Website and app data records
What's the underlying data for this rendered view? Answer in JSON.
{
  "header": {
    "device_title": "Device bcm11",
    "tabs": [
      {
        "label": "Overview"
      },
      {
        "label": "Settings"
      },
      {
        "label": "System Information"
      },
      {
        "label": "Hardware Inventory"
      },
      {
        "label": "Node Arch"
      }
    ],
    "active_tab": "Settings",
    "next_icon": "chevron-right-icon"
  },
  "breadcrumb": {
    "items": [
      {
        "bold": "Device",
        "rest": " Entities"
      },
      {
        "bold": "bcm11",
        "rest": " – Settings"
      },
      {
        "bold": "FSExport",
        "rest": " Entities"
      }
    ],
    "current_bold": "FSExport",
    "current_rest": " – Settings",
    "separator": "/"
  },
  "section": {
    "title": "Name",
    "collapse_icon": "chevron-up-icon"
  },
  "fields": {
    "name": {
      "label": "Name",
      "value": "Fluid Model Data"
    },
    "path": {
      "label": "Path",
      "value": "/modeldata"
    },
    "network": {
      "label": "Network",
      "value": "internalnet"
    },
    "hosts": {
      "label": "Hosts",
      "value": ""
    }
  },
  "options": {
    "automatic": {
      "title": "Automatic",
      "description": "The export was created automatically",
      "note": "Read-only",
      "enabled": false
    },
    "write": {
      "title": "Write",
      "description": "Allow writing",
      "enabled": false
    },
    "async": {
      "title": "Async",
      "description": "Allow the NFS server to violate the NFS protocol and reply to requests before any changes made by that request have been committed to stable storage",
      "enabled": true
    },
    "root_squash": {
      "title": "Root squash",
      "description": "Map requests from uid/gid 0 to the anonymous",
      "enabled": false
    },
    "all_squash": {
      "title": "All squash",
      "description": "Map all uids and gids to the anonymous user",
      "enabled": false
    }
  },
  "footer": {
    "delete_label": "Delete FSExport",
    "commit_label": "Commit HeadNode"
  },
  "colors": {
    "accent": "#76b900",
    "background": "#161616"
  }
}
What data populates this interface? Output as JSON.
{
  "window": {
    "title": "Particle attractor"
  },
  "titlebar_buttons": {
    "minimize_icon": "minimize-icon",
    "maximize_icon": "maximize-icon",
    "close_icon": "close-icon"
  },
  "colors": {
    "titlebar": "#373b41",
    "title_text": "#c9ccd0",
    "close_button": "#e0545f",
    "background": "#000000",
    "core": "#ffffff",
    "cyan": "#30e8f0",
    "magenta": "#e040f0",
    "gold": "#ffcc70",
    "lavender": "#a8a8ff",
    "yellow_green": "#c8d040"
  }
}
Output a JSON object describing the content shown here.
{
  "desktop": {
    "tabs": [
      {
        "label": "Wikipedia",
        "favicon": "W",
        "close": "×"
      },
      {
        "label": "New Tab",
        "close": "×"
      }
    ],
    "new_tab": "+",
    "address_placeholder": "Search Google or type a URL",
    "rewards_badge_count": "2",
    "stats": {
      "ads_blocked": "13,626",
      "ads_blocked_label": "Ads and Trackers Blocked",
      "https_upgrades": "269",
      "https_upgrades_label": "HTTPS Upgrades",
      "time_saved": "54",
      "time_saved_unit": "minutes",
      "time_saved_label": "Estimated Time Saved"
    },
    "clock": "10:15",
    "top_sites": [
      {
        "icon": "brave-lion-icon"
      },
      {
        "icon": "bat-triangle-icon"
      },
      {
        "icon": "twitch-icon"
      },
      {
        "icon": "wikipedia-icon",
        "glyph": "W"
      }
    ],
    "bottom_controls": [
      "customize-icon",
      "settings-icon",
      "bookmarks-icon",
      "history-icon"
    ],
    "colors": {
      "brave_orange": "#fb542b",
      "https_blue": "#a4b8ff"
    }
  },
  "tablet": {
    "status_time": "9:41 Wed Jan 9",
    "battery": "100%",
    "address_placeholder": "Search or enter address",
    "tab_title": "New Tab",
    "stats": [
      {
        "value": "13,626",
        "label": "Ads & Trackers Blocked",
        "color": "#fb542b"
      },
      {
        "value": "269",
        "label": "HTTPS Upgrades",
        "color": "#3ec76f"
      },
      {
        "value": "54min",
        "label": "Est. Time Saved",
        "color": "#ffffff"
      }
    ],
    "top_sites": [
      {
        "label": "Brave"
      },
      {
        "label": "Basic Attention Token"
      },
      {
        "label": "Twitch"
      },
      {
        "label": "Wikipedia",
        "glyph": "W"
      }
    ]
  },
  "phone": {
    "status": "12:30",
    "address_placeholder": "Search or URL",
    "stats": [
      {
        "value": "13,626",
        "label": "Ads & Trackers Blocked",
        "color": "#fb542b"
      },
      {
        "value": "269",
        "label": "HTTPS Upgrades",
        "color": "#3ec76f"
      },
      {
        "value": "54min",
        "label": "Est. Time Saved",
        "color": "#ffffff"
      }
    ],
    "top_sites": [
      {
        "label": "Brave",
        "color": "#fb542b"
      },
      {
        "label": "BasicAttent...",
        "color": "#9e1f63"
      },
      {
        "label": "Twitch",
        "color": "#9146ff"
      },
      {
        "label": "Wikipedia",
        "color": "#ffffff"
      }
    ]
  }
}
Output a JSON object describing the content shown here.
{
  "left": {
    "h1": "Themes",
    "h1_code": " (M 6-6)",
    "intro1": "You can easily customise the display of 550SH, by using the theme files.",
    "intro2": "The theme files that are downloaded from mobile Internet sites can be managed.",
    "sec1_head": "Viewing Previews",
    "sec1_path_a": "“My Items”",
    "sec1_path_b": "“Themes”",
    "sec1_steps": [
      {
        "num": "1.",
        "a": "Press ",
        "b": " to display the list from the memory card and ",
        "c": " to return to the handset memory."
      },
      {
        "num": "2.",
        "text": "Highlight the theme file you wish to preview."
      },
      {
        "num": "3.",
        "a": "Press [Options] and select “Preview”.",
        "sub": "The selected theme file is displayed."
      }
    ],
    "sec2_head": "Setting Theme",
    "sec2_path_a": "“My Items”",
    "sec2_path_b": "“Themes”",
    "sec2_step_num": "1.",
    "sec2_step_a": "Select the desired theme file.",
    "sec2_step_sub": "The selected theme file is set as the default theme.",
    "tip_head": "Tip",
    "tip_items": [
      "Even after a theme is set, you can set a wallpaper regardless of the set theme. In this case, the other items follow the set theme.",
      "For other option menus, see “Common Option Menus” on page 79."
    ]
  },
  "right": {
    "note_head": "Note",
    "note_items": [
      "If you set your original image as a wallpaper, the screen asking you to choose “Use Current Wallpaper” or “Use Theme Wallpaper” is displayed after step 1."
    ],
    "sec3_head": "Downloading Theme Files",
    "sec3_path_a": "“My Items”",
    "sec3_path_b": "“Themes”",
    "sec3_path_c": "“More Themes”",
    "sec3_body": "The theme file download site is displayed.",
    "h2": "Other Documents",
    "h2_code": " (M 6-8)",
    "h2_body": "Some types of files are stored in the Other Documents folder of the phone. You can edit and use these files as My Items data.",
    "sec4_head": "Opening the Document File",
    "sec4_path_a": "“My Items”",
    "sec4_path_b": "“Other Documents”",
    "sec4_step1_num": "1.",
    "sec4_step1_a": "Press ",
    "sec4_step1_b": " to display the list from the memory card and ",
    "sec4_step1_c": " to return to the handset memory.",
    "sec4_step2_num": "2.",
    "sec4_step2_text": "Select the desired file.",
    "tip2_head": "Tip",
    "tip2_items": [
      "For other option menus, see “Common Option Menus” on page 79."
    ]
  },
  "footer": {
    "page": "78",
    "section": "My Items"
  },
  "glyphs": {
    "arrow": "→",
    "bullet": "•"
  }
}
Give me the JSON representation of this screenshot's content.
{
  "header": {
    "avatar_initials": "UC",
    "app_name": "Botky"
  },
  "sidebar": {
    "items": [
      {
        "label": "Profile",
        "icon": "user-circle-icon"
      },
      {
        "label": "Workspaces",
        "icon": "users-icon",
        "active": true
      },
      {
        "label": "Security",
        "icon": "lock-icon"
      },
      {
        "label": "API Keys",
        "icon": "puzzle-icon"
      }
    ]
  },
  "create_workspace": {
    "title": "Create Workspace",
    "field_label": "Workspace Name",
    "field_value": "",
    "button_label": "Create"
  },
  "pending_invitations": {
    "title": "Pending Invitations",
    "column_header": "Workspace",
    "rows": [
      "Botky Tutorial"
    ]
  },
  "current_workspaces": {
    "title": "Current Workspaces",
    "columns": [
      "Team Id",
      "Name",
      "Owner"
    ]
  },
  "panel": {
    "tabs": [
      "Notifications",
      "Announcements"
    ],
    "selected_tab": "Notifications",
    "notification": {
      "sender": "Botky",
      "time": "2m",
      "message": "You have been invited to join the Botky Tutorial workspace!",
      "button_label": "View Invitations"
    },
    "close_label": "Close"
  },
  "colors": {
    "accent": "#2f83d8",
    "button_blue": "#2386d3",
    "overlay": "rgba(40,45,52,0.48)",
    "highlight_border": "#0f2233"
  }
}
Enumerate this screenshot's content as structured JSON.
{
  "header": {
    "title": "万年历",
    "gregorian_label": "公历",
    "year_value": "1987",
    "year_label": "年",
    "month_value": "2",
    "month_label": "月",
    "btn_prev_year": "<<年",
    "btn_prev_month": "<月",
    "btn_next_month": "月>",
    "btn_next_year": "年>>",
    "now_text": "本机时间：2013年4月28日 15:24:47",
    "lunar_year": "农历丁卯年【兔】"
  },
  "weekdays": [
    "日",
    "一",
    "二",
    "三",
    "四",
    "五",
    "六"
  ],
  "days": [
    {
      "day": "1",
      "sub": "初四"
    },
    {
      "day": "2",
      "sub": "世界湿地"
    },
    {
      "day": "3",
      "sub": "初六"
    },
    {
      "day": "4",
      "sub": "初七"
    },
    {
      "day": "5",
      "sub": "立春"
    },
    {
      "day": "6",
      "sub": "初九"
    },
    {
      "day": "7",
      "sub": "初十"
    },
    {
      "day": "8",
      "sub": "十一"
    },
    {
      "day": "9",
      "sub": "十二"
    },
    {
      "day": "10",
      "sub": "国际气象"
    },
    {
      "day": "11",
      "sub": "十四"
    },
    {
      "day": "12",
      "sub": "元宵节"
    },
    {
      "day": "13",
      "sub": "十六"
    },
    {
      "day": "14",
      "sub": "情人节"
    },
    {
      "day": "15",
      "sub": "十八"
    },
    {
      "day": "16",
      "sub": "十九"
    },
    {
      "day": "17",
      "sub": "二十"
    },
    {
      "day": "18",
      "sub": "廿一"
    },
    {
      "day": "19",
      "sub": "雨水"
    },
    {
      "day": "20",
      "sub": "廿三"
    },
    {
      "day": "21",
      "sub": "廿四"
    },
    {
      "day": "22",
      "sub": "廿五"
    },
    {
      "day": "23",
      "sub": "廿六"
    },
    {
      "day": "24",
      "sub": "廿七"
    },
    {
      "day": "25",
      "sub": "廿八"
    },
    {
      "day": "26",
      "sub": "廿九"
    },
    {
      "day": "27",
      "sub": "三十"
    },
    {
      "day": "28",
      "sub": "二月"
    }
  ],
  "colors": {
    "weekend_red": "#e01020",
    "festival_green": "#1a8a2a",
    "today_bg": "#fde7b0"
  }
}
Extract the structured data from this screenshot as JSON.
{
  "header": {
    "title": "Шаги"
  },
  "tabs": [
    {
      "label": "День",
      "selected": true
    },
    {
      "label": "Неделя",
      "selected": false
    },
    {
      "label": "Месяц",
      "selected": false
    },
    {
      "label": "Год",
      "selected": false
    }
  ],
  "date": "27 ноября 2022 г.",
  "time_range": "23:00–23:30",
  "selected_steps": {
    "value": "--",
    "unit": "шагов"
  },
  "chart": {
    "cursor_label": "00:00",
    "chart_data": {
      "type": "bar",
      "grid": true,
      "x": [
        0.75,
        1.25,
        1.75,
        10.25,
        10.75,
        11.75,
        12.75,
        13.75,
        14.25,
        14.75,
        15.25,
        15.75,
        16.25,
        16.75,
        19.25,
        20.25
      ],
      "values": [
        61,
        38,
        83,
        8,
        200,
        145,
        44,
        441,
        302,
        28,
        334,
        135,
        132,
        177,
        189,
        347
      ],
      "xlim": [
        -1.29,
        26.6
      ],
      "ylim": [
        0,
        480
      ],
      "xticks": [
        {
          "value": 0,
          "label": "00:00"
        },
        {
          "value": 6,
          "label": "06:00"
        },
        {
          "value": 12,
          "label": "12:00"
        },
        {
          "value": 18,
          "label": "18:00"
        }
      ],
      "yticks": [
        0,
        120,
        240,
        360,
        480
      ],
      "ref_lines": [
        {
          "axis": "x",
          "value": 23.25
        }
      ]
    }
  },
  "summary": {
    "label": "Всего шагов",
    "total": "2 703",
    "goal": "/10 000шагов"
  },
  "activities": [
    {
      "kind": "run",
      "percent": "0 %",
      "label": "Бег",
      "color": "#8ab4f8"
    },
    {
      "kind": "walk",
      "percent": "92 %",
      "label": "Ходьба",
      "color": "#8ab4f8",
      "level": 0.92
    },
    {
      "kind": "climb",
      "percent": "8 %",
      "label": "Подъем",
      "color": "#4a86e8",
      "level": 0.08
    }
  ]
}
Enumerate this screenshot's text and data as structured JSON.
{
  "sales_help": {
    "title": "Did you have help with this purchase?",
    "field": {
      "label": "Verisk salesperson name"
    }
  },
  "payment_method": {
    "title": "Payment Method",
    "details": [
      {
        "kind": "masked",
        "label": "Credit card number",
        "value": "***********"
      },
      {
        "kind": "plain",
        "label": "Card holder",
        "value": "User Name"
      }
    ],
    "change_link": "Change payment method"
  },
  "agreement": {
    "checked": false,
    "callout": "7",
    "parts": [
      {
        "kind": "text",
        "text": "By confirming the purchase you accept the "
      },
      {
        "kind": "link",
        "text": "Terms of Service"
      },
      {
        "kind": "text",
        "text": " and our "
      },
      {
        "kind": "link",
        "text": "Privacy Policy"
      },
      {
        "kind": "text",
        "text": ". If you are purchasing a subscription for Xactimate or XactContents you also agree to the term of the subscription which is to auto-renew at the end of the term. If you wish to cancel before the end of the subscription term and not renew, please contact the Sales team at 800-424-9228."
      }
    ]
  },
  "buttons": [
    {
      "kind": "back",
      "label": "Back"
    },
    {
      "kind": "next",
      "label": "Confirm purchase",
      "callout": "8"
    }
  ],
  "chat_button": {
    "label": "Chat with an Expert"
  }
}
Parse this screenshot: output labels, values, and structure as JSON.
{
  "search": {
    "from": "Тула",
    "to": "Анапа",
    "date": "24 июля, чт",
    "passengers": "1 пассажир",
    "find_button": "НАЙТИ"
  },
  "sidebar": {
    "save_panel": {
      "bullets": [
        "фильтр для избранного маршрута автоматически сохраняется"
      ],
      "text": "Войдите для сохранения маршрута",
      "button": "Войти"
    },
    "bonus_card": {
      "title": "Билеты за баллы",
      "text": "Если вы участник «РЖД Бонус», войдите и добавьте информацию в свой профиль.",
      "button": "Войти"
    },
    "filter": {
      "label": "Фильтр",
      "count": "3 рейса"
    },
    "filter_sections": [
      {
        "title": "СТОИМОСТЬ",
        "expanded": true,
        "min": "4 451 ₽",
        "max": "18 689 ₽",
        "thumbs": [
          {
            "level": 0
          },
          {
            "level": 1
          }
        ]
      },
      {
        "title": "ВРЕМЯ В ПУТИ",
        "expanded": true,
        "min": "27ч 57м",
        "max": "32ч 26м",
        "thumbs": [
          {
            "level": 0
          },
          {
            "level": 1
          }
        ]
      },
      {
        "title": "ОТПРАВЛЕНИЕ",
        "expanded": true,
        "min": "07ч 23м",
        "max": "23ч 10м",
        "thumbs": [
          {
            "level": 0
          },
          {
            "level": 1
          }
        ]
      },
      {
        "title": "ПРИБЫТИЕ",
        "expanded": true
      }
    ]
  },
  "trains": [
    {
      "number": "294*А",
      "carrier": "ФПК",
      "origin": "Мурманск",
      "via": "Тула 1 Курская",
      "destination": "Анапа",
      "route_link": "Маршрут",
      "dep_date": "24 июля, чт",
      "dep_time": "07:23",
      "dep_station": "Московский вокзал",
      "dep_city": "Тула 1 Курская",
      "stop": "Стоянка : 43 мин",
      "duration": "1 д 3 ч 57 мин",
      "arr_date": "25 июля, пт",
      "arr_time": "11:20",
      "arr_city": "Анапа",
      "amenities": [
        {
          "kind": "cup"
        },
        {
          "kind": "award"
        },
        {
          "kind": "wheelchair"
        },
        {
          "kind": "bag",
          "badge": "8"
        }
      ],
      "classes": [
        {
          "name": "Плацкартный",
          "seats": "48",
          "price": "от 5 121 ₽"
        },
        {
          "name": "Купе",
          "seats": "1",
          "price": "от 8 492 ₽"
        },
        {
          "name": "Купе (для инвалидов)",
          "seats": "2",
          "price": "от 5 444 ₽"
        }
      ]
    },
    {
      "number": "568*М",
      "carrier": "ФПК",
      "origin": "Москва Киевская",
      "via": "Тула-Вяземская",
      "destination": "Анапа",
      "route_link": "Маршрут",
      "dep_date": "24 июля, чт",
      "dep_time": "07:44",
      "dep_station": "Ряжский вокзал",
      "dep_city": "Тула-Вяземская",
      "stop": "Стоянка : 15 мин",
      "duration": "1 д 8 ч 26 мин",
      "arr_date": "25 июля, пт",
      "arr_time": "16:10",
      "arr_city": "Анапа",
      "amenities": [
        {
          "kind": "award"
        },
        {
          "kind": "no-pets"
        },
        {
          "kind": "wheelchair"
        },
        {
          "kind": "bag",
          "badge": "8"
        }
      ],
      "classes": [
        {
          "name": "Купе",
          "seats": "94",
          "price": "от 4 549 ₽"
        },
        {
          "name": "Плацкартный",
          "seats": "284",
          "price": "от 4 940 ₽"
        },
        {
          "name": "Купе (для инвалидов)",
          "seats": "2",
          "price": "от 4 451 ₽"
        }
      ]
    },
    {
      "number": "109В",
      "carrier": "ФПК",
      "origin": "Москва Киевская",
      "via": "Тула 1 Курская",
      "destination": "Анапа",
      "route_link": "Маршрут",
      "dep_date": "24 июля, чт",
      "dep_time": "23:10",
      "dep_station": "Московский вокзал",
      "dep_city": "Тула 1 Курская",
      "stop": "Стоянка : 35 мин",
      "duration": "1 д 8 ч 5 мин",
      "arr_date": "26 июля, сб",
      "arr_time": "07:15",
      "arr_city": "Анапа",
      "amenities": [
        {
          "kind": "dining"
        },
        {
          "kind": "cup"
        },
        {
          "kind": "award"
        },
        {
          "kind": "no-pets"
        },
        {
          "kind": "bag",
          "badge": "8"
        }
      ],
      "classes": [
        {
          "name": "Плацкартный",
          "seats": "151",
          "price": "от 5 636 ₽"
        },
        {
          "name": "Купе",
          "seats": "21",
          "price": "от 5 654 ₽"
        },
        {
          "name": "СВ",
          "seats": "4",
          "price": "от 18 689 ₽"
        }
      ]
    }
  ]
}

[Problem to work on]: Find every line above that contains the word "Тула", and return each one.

[Answer space]:
    "from": "Тула",
      "via": "Тула 1 Курская",
      "dep_city": "Тула 1 Курская",
      "via": "Тула-Вяземская",
      "dep_city": "Тула-Вяземская",
      "via": "Тула 1 Курская",
      "dep_city": "Тула 1 Курская",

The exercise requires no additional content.